**Work task**
Exactly as written, print out each entry in the data, with no pictures.
== Listed entries
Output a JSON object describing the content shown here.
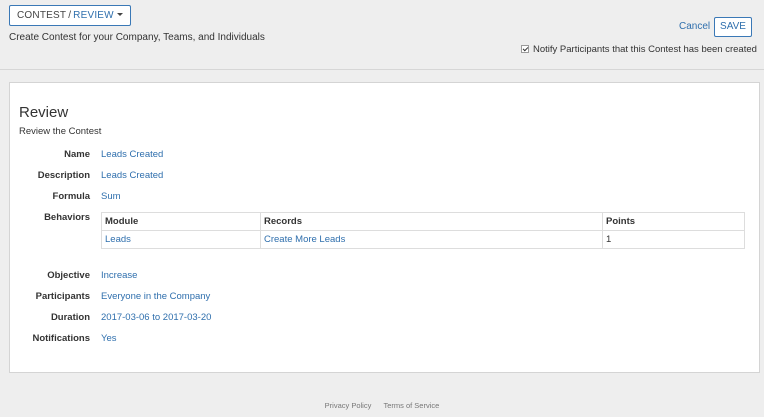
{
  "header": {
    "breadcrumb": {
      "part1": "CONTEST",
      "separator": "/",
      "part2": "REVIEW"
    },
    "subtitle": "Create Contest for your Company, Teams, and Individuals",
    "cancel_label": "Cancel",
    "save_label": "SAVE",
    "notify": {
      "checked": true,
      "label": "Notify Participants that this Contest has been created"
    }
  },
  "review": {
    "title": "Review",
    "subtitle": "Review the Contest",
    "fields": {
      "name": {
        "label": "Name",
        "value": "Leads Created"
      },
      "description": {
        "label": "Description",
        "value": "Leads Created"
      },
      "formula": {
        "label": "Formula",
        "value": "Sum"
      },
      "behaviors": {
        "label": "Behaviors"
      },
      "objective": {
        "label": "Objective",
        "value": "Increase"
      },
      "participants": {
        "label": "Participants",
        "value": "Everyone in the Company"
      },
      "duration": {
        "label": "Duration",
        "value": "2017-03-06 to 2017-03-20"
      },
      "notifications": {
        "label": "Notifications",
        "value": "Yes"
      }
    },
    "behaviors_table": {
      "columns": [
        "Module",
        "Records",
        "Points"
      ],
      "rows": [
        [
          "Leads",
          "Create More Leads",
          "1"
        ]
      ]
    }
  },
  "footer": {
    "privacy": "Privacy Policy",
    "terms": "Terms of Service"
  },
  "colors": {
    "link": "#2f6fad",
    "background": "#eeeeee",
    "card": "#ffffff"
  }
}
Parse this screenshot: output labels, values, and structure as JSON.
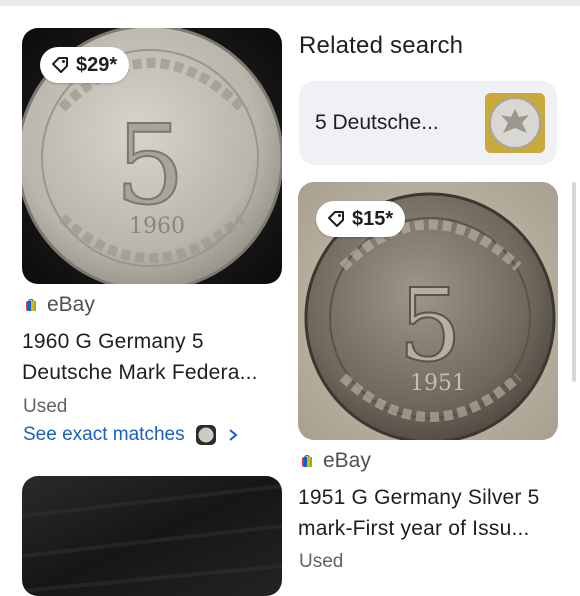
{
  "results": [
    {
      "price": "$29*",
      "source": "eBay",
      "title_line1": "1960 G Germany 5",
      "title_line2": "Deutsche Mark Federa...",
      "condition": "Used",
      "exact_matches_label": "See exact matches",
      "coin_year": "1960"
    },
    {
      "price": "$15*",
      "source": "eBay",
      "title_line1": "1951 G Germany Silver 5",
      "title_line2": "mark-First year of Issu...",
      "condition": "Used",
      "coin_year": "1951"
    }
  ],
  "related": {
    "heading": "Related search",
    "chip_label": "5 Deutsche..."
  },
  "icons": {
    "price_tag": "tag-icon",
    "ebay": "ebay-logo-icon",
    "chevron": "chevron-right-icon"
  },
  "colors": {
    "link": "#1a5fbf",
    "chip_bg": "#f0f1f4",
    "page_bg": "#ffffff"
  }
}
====
**Expected answer**
Output a JSON object describing the content shown here.
{
  "header": {
    "breadcrumb": {
      "part1": "CONTEST",
      "separator": "/",
      "part2": "REVIEW"
    },
    "subtitle": "Create Contest for your Company, Teams, and Individuals",
    "cancel_label": "Cancel",
    "save_label": "SAVE",
    "notify": {
      "checked": true,
      "label": "Notify Participants that this Contest has been created"
    }
  },
  "review": {
    "title": "Review",
    "subtitle": "Review the Contest",
    "fields": {
      "name": {
        "label": "Name",
        "value": "Leads Created"
      },
      "description": {
        "label": "Description",
        "value": "Leads Created"
      },
      "formula": {
        "label": "Formula",
        "value": "Sum"
      },
      "behaviors": {
        "label": "Behaviors"
      },
      "objective": {
        "label": "Objective",
        "value": "Increase"
      },
      "participants": {
        "label": "Participants",
        "value": "Everyone in the Company"
      },
      "duration": {
        "label": "Duration",
        "value": "2017-03-06 to 2017-03-20"
      },
      "notifications": {
        "label": "Notifications",
        "value": "Yes"
      }
    },
    "behaviors_table": {
      "columns": [
        "Module",
        "Records",
        "Points"
      ],
      "rows": [
        [
          "Leads",
          "Create More Leads",
          "1"
        ]
      ]
    }
  },
  "footer": {
    "privacy": "Privacy Policy",
    "terms": "Terms of Service"
  },
  "colors": {
    "link": "#2f6fad",
    "background": "#eeeeee",
    "card": "#ffffff"
  }
}
Parse this screenshot: output labels, values, and structure as JSON.
{
  "results": [
    {
      "price": "$29*",
      "source": "eBay",
      "title_line1": "1960 G Germany 5",
      "title_line2": "Deutsche Mark Federa...",
      "condition": "Used",
      "exact_matches_label": "See exact matches",
      "coin_year": "1960"
    },
    {
      "price": "$15*",
      "source": "eBay",
      "title_line1": "1951 G Germany Silver 5",
      "title_line2": "mark-First year of Issu...",
      "condition": "Used",
      "coin_year": "1951"
    }
  ],
  "related": {
    "heading": "Related search",
    "chip_label": "5 Deutsche..."
  },
  "icons": {
    "price_tag": "tag-icon",
    "ebay": "ebay-logo-icon",
    "chevron": "chevron-right-icon"
  },
  "colors": {
    "link": "#1a5fbf",
    "chip_bg": "#f0f1f4",
    "page_bg": "#ffffff"
  }
}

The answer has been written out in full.